Nothing but the records, repeated exactly, should form the response.

Records shown:
--- START ---

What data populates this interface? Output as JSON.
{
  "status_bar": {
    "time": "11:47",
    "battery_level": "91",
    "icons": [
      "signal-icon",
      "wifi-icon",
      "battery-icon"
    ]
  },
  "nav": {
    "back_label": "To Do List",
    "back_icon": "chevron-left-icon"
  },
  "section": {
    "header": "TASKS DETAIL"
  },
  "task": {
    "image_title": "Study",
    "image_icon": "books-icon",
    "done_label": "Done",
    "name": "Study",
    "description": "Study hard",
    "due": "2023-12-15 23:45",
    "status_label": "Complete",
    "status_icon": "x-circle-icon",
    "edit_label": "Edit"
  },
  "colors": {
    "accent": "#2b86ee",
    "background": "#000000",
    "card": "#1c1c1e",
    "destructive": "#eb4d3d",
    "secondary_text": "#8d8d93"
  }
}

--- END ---

Task solution:
What data populates this interface? Output as JSON.
{
  "status_bar": {
    "time": "11:47",
    "battery_level": "91",
    "icons": [
      "signal-icon",
      "wifi-icon",
      "battery-icon"
    ]
  },
  "nav": {
    "back_label": "To Do List",
    "back_icon": "chevron-left-icon"
  },
  "section": {
    "header": "TASKS DETAIL"
  },
  "task": {
    "image_title": "Study",
    "image_icon": "books-icon",
    "done_label": "Done",
    "name": "Study",
    "description": "Study hard",
    "due": "2023-12-15 23:45",
    "status_label": "Complete",
    "status_icon": "x-circle-icon",
    "edit_label": "Edit"
  },
  "colors": {
    "accent": "#2b86ee",
    "background": "#000000",
    "card": "#1c1c1e",
    "destructive": "#eb4d3d",
    "secondary_text": "#8d8d93"
  }
}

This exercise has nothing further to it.